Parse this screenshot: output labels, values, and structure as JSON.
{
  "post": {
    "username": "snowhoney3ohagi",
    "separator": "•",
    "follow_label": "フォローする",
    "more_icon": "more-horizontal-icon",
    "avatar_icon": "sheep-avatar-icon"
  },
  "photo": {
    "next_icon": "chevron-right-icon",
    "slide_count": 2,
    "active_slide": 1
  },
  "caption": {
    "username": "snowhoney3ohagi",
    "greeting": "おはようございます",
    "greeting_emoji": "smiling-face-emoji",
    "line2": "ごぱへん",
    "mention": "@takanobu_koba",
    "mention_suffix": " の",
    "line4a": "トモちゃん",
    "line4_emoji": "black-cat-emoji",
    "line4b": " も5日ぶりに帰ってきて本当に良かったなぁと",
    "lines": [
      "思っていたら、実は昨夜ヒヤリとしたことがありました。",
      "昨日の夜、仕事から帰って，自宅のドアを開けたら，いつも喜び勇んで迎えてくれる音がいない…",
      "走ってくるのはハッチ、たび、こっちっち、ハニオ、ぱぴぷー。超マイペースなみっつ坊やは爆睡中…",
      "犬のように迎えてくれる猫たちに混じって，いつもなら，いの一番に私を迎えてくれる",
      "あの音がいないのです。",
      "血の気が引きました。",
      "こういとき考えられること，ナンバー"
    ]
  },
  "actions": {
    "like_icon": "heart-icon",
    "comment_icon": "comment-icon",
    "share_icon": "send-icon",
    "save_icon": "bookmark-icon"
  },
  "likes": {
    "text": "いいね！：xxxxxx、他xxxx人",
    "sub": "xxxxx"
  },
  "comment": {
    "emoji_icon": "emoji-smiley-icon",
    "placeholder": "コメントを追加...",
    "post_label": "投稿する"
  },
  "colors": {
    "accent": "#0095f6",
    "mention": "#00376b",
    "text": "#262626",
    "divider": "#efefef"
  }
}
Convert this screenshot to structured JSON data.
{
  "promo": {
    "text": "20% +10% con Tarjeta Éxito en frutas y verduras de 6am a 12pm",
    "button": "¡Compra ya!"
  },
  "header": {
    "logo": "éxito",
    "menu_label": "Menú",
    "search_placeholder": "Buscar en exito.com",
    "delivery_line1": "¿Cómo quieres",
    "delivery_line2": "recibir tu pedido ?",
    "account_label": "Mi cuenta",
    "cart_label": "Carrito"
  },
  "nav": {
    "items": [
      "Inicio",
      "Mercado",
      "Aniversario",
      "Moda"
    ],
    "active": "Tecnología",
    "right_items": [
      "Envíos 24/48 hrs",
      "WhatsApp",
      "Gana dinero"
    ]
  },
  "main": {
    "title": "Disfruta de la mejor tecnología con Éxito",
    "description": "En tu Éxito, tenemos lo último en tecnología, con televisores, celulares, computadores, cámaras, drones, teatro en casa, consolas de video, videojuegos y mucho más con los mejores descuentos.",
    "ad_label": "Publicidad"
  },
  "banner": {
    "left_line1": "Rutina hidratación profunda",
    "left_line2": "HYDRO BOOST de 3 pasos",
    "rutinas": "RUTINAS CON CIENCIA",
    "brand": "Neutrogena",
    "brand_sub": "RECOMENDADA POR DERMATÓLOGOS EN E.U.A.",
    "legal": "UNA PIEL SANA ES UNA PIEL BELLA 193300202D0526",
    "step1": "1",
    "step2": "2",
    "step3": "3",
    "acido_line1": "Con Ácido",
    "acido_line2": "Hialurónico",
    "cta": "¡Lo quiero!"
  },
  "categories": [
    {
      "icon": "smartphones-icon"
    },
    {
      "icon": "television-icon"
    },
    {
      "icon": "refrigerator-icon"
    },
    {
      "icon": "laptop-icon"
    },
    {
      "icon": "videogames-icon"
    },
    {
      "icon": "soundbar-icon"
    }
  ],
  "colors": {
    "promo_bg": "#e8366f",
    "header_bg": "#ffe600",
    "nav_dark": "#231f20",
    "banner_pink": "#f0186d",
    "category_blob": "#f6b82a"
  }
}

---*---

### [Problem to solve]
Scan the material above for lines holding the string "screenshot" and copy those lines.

### [Expected output]
Parse this screenshot: output labels, values, and structure as JSON.
Convert this screenshot to structured JSON data.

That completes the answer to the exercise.